One item which is intriguing is the step to the left hand of the front facade -we have found no explanation for this feature which is not reflected internally, however it would make sense in the context of a terrace of houses if this were a ‘bookend’. Was no 42 the precursor of a terrace which was never constructed?.
The rear facade however is extraordinary. It incorporates a tower, eccentrically set rear windows (many with original frames) a quite beautiful and early rear entrance door. It was quite definitely originally lime plastererd and washed as became clear from examination of the keying of jointing to the rear wall.
The tower we found to have originally had windows on three sides. what was its purpose? Fire watching? Astronomy?, A lookout in respect of mercantile vessels awaiting landing at sea (knowledge which would have afforded considerable commercial advantage).
Finally, to return to the theme of this thread and the ‘Dutch Billy’. We are convinced that the current profile is correct, flat top and all!. One thing which came out of this process for us was the realisation that there was a great many more profiles to such facades than have survived or hitherto been noted. One poster refers to Dr Johnsons house, the similarity also struck us. And similar profiles are to be found in the Baltic areas as well as Holland and a number of slightly earlier country houses in England.
So then, did we get it right?. Probably not entirely. However we have used the available evidence and found the conclusions to be undeniable. In many ways it would have been a lot easier to go down the ‘fantasy’ route and force no 42 to be the building that we ‘wanted’ it to be – Double Gables and all!. If I can make an analogy however: painting restoration often reveals ‘truths’ about the painters original intents and the tarting up, patching aggrandisement etc of subsequent owners, because once the process of restoration is commenced the restorer responds to the material revealing itself rather than superimposing his own idea of what the painting should be. No 42 is too important a building to allow for any other approach however ‘undesirable’ or ‘balloon pricking’ the conclusions may be.
Viollet le Duc or Ruskin???

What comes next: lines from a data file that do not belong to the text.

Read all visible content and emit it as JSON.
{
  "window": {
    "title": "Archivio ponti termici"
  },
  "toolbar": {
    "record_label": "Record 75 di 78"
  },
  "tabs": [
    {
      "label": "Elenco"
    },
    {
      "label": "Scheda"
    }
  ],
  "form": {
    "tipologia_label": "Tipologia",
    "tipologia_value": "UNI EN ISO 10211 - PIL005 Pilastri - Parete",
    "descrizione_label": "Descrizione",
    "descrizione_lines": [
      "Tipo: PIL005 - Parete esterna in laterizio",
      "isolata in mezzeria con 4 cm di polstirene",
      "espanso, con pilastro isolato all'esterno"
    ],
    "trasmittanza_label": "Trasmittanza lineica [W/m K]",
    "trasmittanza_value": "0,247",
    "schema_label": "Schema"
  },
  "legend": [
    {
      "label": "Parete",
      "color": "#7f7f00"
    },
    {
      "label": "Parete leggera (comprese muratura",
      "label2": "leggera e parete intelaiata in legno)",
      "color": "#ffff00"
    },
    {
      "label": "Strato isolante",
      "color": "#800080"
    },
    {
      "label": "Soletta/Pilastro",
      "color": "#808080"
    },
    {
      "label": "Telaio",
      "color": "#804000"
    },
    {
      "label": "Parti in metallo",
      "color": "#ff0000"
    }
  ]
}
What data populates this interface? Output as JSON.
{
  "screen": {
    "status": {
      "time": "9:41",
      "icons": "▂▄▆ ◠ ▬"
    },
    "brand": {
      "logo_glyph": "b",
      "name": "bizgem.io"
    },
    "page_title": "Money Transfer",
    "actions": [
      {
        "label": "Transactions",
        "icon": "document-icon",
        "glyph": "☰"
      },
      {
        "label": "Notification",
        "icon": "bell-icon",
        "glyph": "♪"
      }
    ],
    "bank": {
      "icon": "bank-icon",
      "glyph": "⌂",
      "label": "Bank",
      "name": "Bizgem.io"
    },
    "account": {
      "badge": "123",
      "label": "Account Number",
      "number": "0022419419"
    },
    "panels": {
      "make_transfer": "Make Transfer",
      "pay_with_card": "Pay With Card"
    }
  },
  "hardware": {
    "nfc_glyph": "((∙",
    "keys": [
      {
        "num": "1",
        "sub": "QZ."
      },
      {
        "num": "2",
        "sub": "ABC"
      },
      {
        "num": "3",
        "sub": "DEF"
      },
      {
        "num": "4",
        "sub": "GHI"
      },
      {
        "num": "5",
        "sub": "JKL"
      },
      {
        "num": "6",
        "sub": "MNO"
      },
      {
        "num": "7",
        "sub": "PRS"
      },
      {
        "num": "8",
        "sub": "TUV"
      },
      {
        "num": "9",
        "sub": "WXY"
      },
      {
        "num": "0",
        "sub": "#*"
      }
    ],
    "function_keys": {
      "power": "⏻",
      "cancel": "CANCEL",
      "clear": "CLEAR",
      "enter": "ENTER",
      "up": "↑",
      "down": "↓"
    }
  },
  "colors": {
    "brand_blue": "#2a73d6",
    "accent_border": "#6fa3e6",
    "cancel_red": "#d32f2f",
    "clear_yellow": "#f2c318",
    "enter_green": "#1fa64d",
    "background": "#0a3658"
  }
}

And Thanks for a very enjoyable and informative thread to all the posters
PS: Interesting in the context of the above to note the Lunette at the top floor of Colognemike’s Limerick ‘Billies’